Excerpts from an interface dataset »
━━━━━━━━━━━━━━━━━━━━━━━━━━━━━━

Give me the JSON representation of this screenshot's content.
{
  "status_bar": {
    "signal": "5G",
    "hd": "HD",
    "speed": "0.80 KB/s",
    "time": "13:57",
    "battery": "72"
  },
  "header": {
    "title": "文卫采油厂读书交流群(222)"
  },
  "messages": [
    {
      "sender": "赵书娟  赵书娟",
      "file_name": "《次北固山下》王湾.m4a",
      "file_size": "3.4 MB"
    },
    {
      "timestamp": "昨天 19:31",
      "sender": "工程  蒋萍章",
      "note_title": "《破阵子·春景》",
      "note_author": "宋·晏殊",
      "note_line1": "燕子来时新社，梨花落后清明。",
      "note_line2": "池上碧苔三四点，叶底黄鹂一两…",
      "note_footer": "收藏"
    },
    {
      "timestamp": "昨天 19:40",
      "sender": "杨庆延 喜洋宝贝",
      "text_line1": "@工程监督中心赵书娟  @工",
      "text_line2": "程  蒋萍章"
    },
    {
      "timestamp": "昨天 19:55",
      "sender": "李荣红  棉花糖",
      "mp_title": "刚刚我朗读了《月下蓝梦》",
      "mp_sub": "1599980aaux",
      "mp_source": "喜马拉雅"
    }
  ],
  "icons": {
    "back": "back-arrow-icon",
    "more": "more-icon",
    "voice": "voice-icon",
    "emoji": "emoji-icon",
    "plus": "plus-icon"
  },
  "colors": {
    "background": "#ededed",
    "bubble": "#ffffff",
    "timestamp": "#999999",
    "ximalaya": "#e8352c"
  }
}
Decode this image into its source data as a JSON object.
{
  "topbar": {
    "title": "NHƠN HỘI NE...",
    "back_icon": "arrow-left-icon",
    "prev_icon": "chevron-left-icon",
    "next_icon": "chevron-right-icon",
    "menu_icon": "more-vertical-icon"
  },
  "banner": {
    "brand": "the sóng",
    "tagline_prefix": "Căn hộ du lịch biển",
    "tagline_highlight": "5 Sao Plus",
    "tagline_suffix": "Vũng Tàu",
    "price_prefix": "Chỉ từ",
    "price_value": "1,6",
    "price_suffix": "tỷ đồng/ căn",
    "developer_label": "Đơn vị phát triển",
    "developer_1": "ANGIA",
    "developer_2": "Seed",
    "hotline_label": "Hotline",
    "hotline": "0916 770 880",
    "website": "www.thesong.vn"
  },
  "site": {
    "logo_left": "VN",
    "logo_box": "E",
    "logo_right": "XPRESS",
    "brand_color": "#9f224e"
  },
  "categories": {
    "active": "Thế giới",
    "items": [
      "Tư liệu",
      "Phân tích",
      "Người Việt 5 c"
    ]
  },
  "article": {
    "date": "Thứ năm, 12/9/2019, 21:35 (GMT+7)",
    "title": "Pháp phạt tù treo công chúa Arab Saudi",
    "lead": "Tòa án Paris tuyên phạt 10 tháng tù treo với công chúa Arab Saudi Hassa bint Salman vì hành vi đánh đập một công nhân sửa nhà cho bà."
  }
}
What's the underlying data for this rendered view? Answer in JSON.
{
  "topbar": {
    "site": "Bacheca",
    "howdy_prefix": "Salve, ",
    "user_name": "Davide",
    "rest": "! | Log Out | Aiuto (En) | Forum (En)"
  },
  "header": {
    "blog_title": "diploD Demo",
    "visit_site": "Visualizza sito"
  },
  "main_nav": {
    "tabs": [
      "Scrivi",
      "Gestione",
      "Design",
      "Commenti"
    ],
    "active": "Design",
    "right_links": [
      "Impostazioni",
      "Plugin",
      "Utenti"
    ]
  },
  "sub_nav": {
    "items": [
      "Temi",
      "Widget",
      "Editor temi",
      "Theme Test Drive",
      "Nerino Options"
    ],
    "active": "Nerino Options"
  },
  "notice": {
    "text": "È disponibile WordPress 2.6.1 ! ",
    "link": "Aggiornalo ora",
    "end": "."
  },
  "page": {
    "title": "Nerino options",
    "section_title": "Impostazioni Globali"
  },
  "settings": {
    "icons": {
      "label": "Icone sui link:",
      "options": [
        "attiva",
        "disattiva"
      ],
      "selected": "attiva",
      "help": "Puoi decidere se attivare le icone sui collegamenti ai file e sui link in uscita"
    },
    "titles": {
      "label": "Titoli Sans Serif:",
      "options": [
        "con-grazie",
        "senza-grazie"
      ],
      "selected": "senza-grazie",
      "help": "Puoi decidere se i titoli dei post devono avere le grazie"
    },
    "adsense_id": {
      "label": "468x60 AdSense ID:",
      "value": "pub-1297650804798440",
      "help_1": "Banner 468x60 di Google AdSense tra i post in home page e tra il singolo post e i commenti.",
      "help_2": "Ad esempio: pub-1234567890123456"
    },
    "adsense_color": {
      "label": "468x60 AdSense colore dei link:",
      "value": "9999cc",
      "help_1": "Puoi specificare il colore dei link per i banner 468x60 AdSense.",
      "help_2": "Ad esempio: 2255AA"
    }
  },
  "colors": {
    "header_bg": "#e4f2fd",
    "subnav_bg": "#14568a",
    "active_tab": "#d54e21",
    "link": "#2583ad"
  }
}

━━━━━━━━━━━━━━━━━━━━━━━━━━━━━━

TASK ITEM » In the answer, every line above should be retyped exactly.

EXERCISE ANSWER »
Give me the JSON representation of this screenshot's content.
{
  "status_bar": {
    "signal": "5G",
    "hd": "HD",
    "speed": "0.80 KB/s",
    "time": "13:57",
    "battery": "72"
  },
  "header": {
    "title": "文卫采油厂读书交流群(222)"
  },
  "messages": [
    {
      "sender": "赵书娟  赵书娟",
      "file_name": "《次北固山下》王湾.m4a",
      "file_size": "3.4 MB"
    },
    {
      "timestamp": "昨天 19:31",
      "sender": "工程  蒋萍章",
      "note_title": "《破阵子·春景》",
      "note_author": "宋·晏殊",
      "note_line1": "燕子来时新社，梨花落后清明。",
      "note_line2": "池上碧苔三四点，叶底黄鹂一两…",
      "note_footer": "收藏"
    },
    {
      "timestamp": "昨天 19:40",
      "sender": "杨庆延 喜洋宝贝",
      "text_line1": "@工程监督中心赵书娟  @工",
      "text_line2": "程  蒋萍章"
    },
    {
      "timestamp": "昨天 19:55",
      "sender": "李荣红  棉花糖",
      "mp_title": "刚刚我朗读了《月下蓝梦》",
      "mp_sub": "1599980aaux",
      "mp_source": "喜马拉雅"
    }
  ],
  "icons": {
    "back": "back-arrow-icon",
    "more": "more-icon",
    "voice": "voice-icon",
    "emoji": "emoji-icon",
    "plus": "plus-icon"
  },
  "colors": {
    "background": "#ededed",
    "bubble": "#ffffff",
    "timestamp": "#999999",
    "ximalaya": "#e8352c"
  }
}
Decode this image into its source data as a JSON object.
{
  "topbar": {
    "title": "NHƠN HỘI NE...",
    "back_icon": "arrow-left-icon",
    "prev_icon": "chevron-left-icon",
    "next_icon": "chevron-right-icon",
    "menu_icon": "more-vertical-icon"
  },
  "banner": {
    "brand": "the sóng",
    "tagline_prefix": "Căn hộ du lịch biển",
    "tagline_highlight": "5 Sao Plus",
    "tagline_suffix": "Vũng Tàu",
    "price_prefix": "Chỉ từ",
    "price_value": "1,6",
    "price_suffix": "tỷ đồng/ căn",
    "developer_label": "Đơn vị phát triển",
    "developer_1": "ANGIA",
    "developer_2": "Seed",
    "hotline_label": "Hotline",
    "hotline": "0916 770 880",
    "website": "www.thesong.vn"
  },
  "site": {
    "logo_left": "VN",
    "logo_box": "E",
    "logo_right": "XPRESS",
    "brand_color": "#9f224e"
  },
  "categories": {
    "active": "Thế giới",
    "items": [
      "Tư liệu",
      "Phân tích",
      "Người Việt 5 c"
    ]
  },
  "article": {
    "date": "Thứ năm, 12/9/2019, 21:35 (GMT+7)",
    "title": "Pháp phạt tù treo công chúa Arab Saudi",
    "lead": "Tòa án Paris tuyên phạt 10 tháng tù treo với công chúa Arab Saudi Hassa bint Salman vì hành vi đánh đập một công nhân sửa nhà cho bà."
  }
}
What's the underlying data for this rendered view? Answer in JSON.
{
  "topbar": {
    "site": "Bacheca",
    "howdy_prefix": "Salve, ",
    "user_name": "Davide",
    "rest": "! | Log Out | Aiuto (En) | Forum (En)"
  },
  "header": {
    "blog_title": "diploD Demo",
    "visit_site": "Visualizza sito"
  },
  "main_nav": {
    "tabs": [
      "Scrivi",
      "Gestione",
      "Design",
      "Commenti"
    ],
    "active": "Design",
    "right_links": [
      "Impostazioni",
      "Plugin",
      "Utenti"
    ]
  },
  "sub_nav": {
    "items": [
      "Temi",
      "Widget",
      "Editor temi",
      "Theme Test Drive",
      "Nerino Options"
    ],
    "active": "Nerino Options"
  },
  "notice": {
    "text": "È disponibile WordPress 2.6.1 ! ",
    "link": "Aggiornalo ora",
    "end": "."
  },
  "page": {
    "title": "Nerino options",
    "section_title": "Impostazioni Globali"
  },
  "settings": {
    "icons": {
      "label": "Icone sui link:",
      "options": [
        "attiva",
        "disattiva"
      ],
      "selected": "attiva",
      "help": "Puoi decidere se attivare le icone sui collegamenti ai file e sui link in uscita"
    },
    "titles": {
      "label": "Titoli Sans Serif:",
      "options": [
        "con-grazie",
        "senza-grazie"
      ],
      "selected": "senza-grazie",
      "help": "Puoi decidere se i titoli dei post devono avere le grazie"
    },
    "adsense_id": {
      "label": "468x60 AdSense ID:",
      "value": "pub-1297650804798440",
      "help_1": "Banner 468x60 di Google AdSense tra i post in home page e tra il singolo post e i commenti.",
      "help_2": "Ad esempio: pub-1234567890123456"
    },
    "adsense_color": {
      "label": "468x60 AdSense colore dei link:",
      "value": "9999cc",
      "help_1": "Puoi specificare il colore dei link per i banner 468x60 AdSense.",
      "help_2": "Ad esempio: 2255AA"
    }
  },
  "colors": {
    "header_bg": "#e4f2fd",
    "subnav_bg": "#14568a",
    "active_tab": "#d54e21",
    "link": "#2583ad"
  }
}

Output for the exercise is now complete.